ACTION ITEM: Only the number is needed: the count of lines in the records with the word "digital".

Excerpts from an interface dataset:
****************************************

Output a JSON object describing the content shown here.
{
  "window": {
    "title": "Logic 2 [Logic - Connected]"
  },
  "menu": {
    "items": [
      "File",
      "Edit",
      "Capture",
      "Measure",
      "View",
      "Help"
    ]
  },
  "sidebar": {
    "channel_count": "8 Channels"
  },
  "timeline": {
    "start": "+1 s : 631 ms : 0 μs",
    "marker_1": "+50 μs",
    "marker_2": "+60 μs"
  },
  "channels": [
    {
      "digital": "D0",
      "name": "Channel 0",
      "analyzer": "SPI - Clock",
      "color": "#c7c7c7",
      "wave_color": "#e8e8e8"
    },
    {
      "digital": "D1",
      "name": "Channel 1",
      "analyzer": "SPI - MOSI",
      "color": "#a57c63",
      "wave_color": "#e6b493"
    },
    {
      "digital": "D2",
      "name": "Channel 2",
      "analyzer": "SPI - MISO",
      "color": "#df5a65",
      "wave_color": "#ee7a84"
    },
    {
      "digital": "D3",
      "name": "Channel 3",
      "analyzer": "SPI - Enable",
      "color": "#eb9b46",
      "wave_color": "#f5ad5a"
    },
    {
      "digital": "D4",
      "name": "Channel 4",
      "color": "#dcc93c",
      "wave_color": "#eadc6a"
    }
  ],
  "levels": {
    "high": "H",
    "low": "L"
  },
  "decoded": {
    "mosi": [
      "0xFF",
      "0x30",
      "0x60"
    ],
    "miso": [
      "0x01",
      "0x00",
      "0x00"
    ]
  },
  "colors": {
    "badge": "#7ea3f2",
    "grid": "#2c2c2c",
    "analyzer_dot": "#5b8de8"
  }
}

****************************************

RESULT FOR THIS TASK: 5